Retype all of the listing exactly, with no pictures.

====================

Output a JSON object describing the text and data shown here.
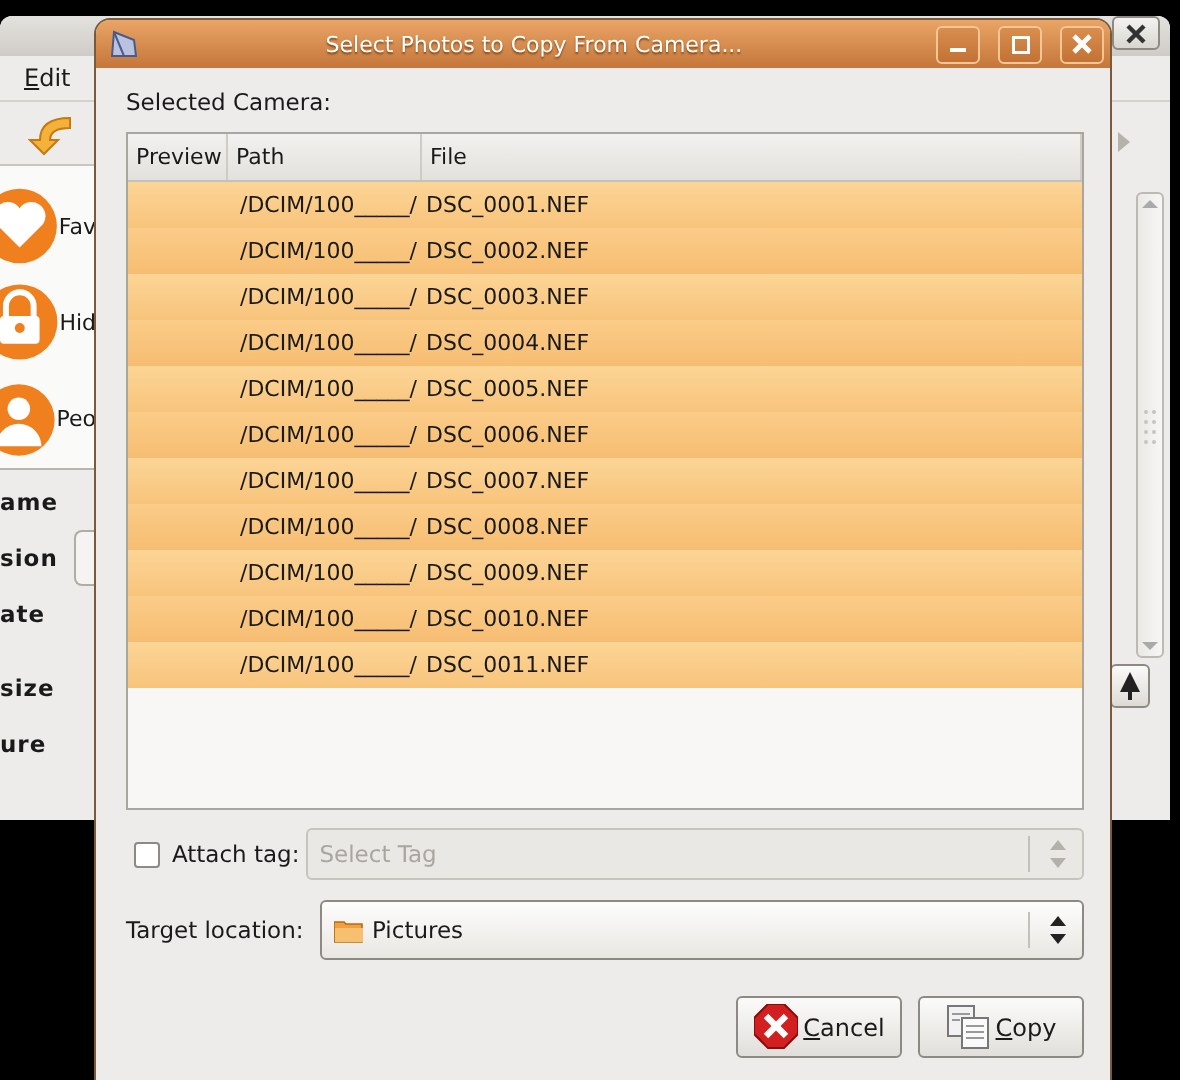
{
  "background_window": {
    "menu": [
      {
        "label": "Edit"
      }
    ],
    "sidebar": [
      {
        "label": "Fav",
        "kind": "heart"
      },
      {
        "label": "Hid",
        "kind": "lock"
      },
      {
        "label": "Peo",
        "kind": "person"
      }
    ],
    "properties": [
      {
        "label": "ame",
        "has_field": false
      },
      {
        "label": "sion",
        "has_field": true
      },
      {
        "label": "ate",
        "has_field": false
      },
      {
        "label": "size",
        "has_field": false
      },
      {
        "label": "ure",
        "has_field": false
      }
    ]
  },
  "dialog": {
    "title": "Select Photos to Copy From Camera...",
    "camera_label": "Selected Camera:",
    "table": {
      "columns": [
        "Preview",
        "Path",
        "File"
      ],
      "rows": [
        {
          "path": "/DCIM/100_____/",
          "file": "DSC_0001.NEF",
          "selected": true
        },
        {
          "path": "/DCIM/100_____/",
          "file": "DSC_0002.NEF",
          "selected": true
        },
        {
          "path": "/DCIM/100_____/",
          "file": "DSC_0003.NEF",
          "selected": true
        },
        {
          "path": "/DCIM/100_____/",
          "file": "DSC_0004.NEF",
          "selected": true
        },
        {
          "path": "/DCIM/100_____/",
          "file": "DSC_0005.NEF",
          "selected": true
        },
        {
          "path": "/DCIM/100_____/",
          "file": "DSC_0006.NEF",
          "selected": true
        },
        {
          "path": "/DCIM/100_____/",
          "file": "DSC_0007.NEF",
          "selected": true
        },
        {
          "path": "/DCIM/100_____/",
          "file": "DSC_0008.NEF",
          "selected": true
        },
        {
          "path": "/DCIM/100_____/",
          "file": "DSC_0009.NEF",
          "selected": true
        },
        {
          "path": "/DCIM/100_____/",
          "file": "DSC_0010.NEF",
          "selected": true
        },
        {
          "path": "/DCIM/100_____/",
          "file": "DSC_0011.NEF",
          "selected": true
        }
      ]
    },
    "attach_tag": {
      "label": "Attach tag:",
      "checked": false,
      "placeholder": "Select Tag",
      "disabled": true
    },
    "target_location": {
      "label": "Target location:",
      "value": "Pictures"
    },
    "buttons": [
      {
        "label": "Cancel",
        "kind": "cancel"
      },
      {
        "label": "Copy",
        "kind": "copy"
      }
    ]
  }
}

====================

_OUTPUT_
Output a JSON object describing the text and data shown here.
{
  "background_window": {
    "menu": [
      {
        "label": "Edit"
      }
    ],
    "sidebar": [
      {
        "label": "Fav",
        "kind": "heart"
      },
      {
        "label": "Hid",
        "kind": "lock"
      },
      {
        "label": "Peo",
        "kind": "person"
      }
    ],
    "properties": [
      {
        "label": "ame",
        "has_field": false
      },
      {
        "label": "sion",
        "has_field": true
      },
      {
        "label": "ate",
        "has_field": false
      },
      {
        "label": "size",
        "has_field": false
      },
      {
        "label": "ure",
        "has_field": false
      }
    ]
  },
  "dialog": {
    "title": "Select Photos to Copy From Camera...",
    "camera_label": "Selected Camera:",
    "table": {
      "columns": [
        "Preview",
        "Path",
        "File"
      ],
      "rows": [
        {
          "path": "/DCIM/100_____/",
          "file": "DSC_0001.NEF",
          "selected": true
        },
        {
          "path": "/DCIM/100_____/",
          "file": "DSC_0002.NEF",
          "selected": true
        },
        {
          "path": "/DCIM/100_____/",
          "file": "DSC_0003.NEF",
          "selected": true
        },
        {
          "path": "/DCIM/100_____/",
          "file": "DSC_0004.NEF",
          "selected": true
        },
        {
          "path": "/DCIM/100_____/",
          "file": "DSC_0005.NEF",
          "selected": true
        },
        {
          "path": "/DCIM/100_____/",
          "file": "DSC_0006.NEF",
          "selected": true
        },
        {
          "path": "/DCIM/100_____/",
          "file": "DSC_0007.NEF",
          "selected": true
        },
        {
          "path": "/DCIM/100_____/",
          "file": "DSC_0008.NEF",
          "selected": true
        },
        {
          "path": "/DCIM/100_____/",
          "file": "DSC_0009.NEF",
          "selected": true
        },
        {
          "path": "/DCIM/100_____/",
          "file": "DSC_0010.NEF",
          "selected": true
        },
        {
          "path": "/DCIM/100_____/",
          "file": "DSC_0011.NEF",
          "selected": true
        }
      ]
    },
    "attach_tag": {
      "label": "Attach tag:",
      "checked": false,
      "placeholder": "Select Tag",
      "disabled": true
    },
    "target_location": {
      "label": "Target location:",
      "value": "Pictures"
    },
    "buttons": [
      {
        "label": "Cancel",
        "kind": "cancel"
      },
      {
        "label": "Copy",
        "kind": "copy"
      }
    ]
  }
}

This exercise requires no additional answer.